Moving into a Retirement Village NSW: What you need to know
When Australians think property we think investment. That’s why it can come as a bit of a surprise that purchasing a villa or unit in a retirement village is not a bricks-and-mortar investment. Instead, you’re actually going into a contract with the village operator and exactly how much you’ll see on your return is down to the details.
Despite heavy regulations retirement villages remain a contentious issue for consumer groups and residents. With confusion over contracts and complaints about ongoing fees it’s important you engage the services of an experienced solicitor to help you through your transaction.
We’ve handled retirement village contracts and disputes for our inner-west community since first opening our doors in 1996. Our staff has experience assisting you in every aspect of your purchase.
Just some of the retirement village cost issues you might face include:
The fact you’re not necessarily moving into a strata property. Over 90% of retirement village contracts are actually long-term leases where the operator retains ownership of the unit and the resident buys the right to occupy the home.
Many residents will assume they or the family have full rights to capital gains made on the property at sale. After all you did pay an entry fee comparable to the median house price!
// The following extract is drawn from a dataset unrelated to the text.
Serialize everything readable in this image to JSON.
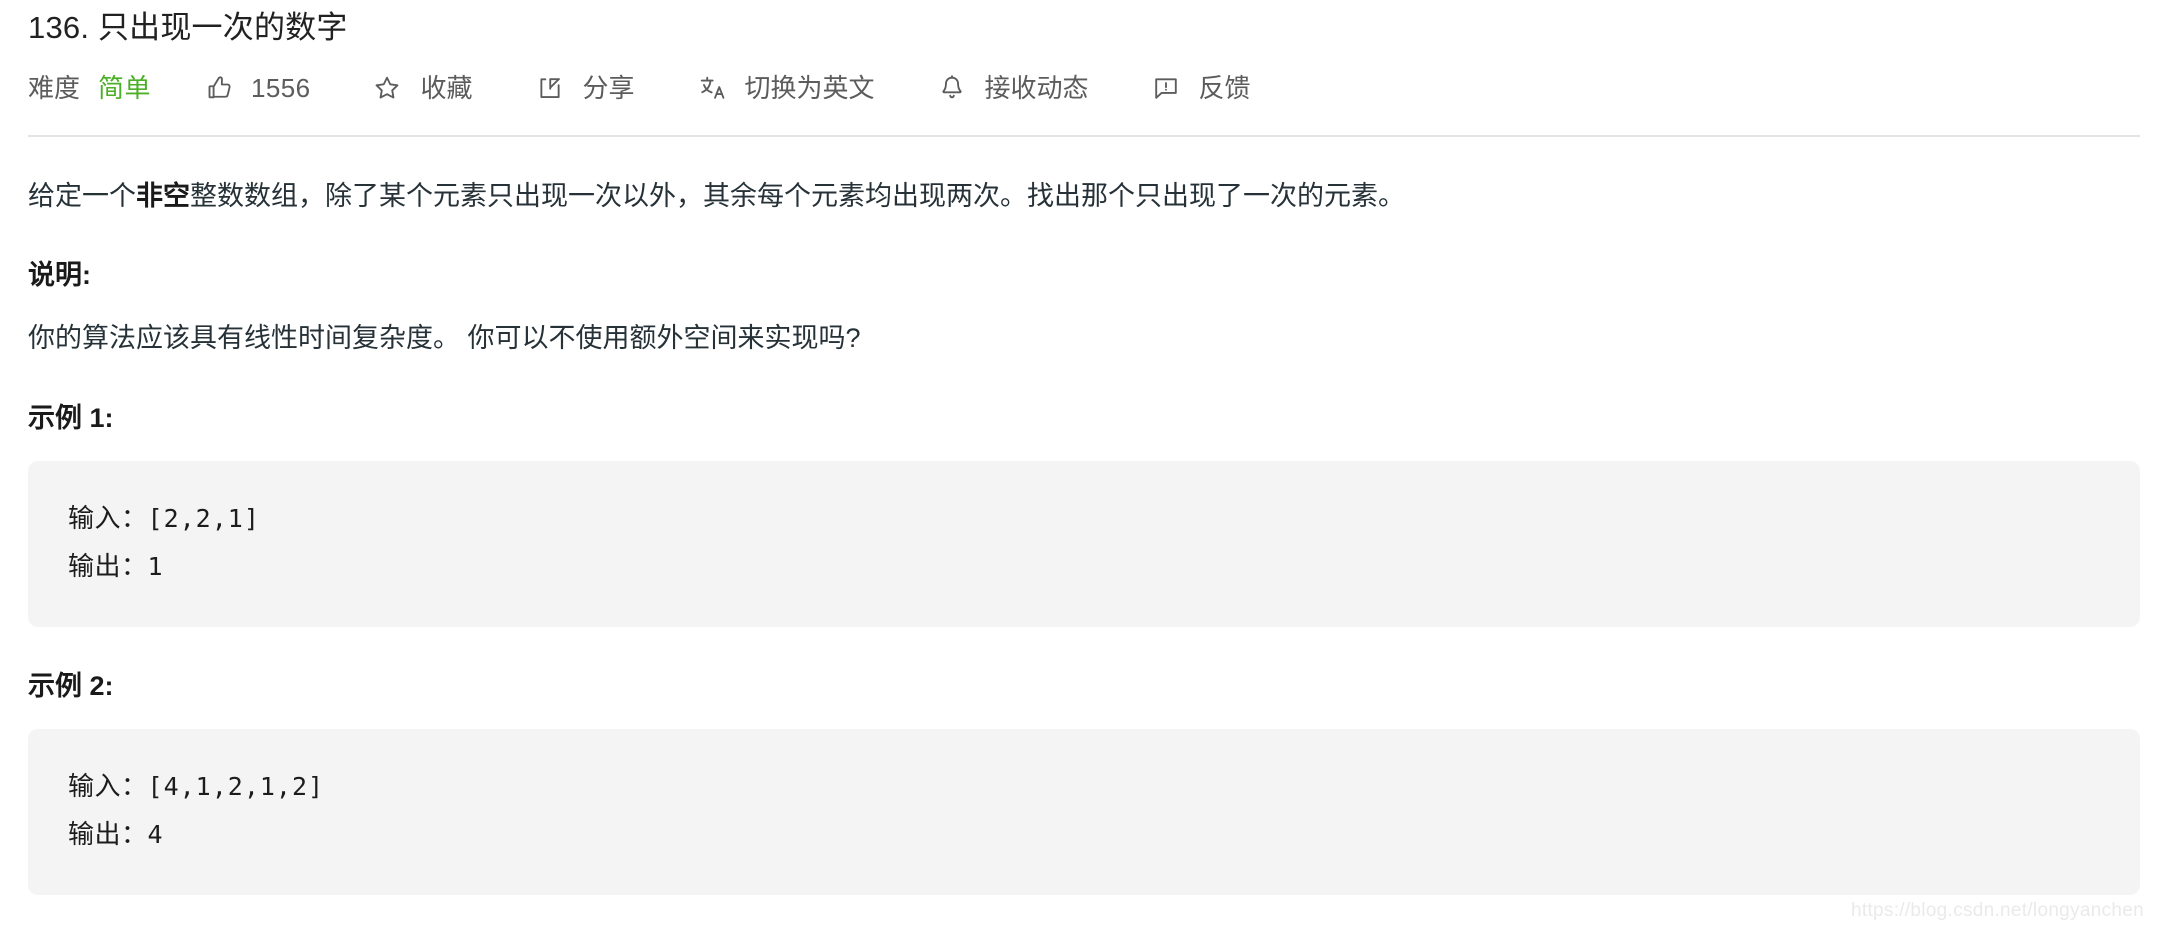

But, most contracts will actually split capital gains between the operator and the resident and in some instance you might not be entitled to capital gains at all.
Living in a retirement village does not entitle you to aged care facilities. Many assume they would. And whilst it’s true some retirement villages have aged care facilities adjoining them, owned and run by the same operator, the two services are covered by completely different legislation. Aged care facilities fall under federal law and retirement villages under state law.
There are many fees and charges and it can be confusing figuring out where your money is being spent. Retirement villages are a “lifestyle choice.” This means your village might have pools, tennis courts or golf courses. This could be great for some, and can be an appealing factor for many considering village living, but it’s important you understand you will be paying for the maintenance and operation of all these facilities through your ongoing fee structure. There are also entry fees (your initial purchase cost) and departure fees.
Your operator may also be operating as your agent when it comes time for you to leave. This means that your home could sit on the market uninhabited while you or your family is forced to pay ongoing maintenance charges.
Many consumers express anxiety over the possibility of having to pay refurbishment costs when they leave. Importantly, residents should know that being pressured to pay refurbishment costs upon departure by your retirement village operator is absolutely prohibited under section 164 of the Act. Consumer groups still receive complaints of residents being pushed to pay for renovations ranging from the repainting of the unit to the installation of a new kitchen.
If you’re thinking about moving into a retirement village our staff can help make the process as stress-free as possible by helping you get the most out of your contract and securing your residence rights. We will:
Investigate and research your selected facilities to ensure your operator has a good reputation.
Ensure your selected facilities provide you with all documentation to help you in your decision.
Overlook your contract and walk you through it so that you and your family understand the purchasing, ongoing and departure fee structure.
Make sure you understand where and how your fees will be spent during your time at the retirement village.
Provide legal advice about securing your refund upon departure and;
Provide legal counsel during disputes with your operator.